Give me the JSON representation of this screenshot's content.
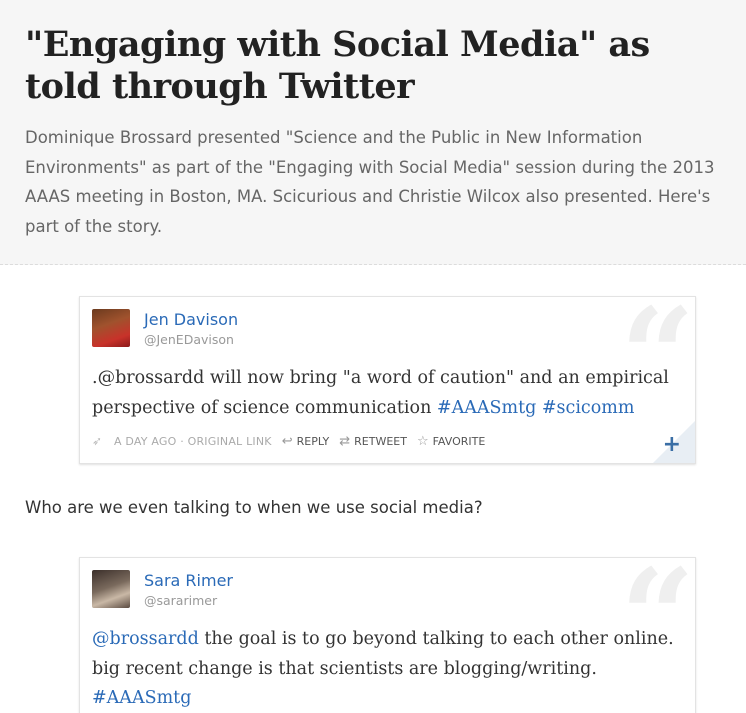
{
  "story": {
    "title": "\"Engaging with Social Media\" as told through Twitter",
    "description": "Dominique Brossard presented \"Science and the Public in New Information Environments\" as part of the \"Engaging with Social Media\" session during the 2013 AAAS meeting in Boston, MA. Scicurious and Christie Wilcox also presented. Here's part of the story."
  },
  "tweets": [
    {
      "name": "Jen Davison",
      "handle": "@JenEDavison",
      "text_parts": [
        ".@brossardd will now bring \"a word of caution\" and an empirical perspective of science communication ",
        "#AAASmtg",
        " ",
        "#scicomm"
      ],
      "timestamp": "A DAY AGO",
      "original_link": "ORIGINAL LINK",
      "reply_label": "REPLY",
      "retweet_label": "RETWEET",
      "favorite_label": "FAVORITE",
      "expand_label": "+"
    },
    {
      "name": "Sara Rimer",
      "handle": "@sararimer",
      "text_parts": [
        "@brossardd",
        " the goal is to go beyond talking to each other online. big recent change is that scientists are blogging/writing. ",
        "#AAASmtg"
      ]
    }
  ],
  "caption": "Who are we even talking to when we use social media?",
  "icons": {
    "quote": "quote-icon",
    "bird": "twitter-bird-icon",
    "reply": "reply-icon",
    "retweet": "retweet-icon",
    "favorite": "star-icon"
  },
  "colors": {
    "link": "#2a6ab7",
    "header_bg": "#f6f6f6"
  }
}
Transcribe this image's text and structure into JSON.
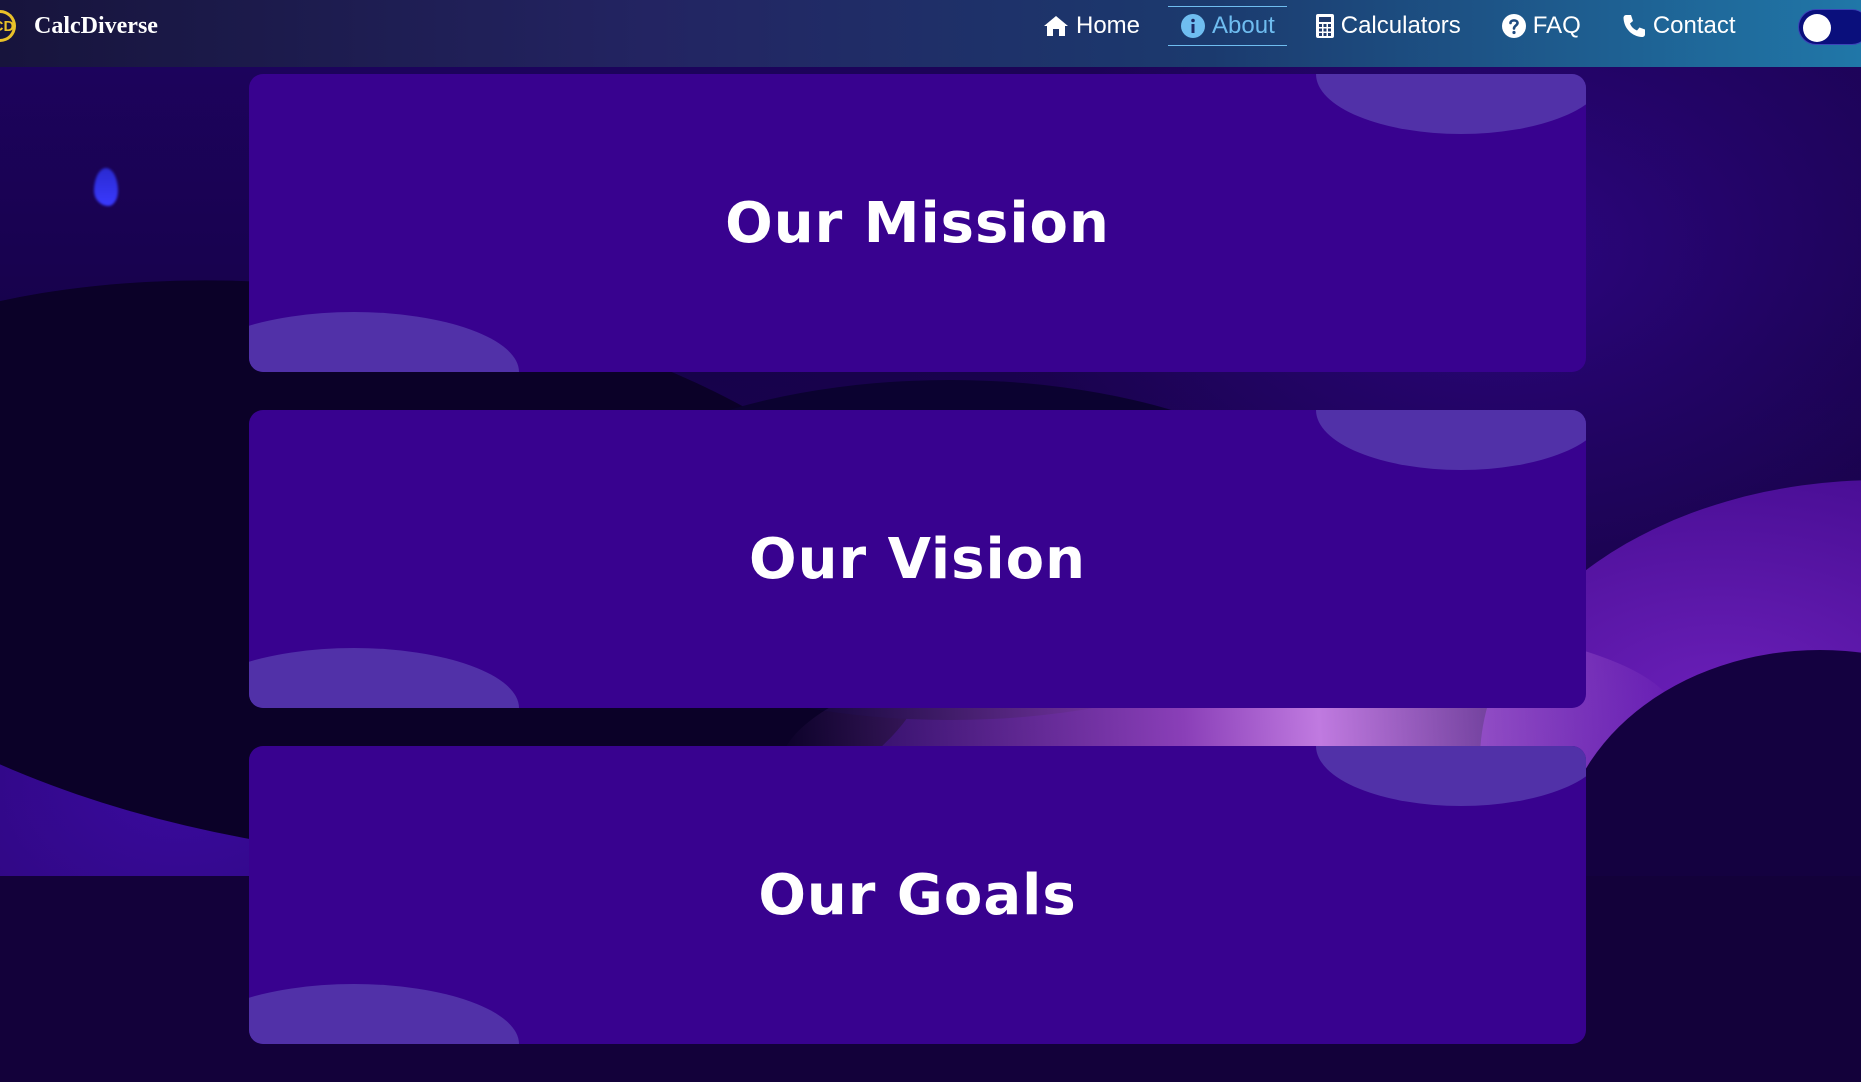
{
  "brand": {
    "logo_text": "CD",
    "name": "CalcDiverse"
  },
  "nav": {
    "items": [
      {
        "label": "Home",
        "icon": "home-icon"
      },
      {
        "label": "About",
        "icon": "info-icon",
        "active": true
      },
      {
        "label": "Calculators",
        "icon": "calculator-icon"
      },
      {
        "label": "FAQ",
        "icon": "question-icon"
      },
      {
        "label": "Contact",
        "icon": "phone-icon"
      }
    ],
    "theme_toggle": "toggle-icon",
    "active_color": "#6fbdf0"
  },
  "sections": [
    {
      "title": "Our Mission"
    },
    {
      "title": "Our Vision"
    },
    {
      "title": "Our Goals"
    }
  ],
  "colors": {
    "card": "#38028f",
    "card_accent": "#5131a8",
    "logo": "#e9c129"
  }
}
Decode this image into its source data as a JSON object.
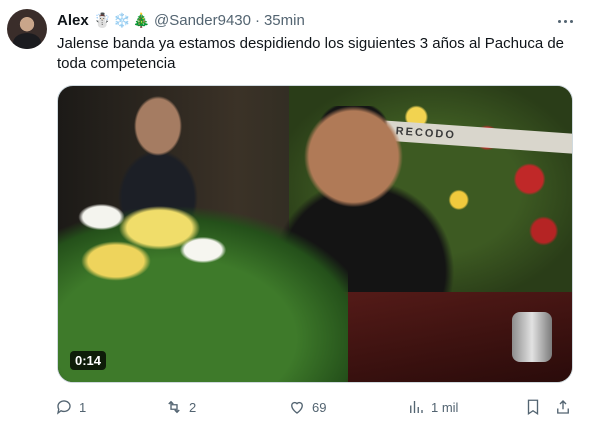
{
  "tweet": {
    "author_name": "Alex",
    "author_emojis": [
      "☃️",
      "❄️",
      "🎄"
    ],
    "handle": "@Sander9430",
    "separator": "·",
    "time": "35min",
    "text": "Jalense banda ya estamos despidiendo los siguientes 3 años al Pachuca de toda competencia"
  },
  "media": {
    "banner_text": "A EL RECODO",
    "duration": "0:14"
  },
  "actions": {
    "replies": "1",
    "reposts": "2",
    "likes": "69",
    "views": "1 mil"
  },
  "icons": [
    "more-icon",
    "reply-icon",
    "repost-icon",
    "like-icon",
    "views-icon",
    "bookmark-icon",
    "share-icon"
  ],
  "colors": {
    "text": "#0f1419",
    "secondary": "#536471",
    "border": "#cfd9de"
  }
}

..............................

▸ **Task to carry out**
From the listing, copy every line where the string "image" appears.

▸ **Written answer**
Transcribe this image's text and structure into JSON.
Decode this image into its source data as a JSON object.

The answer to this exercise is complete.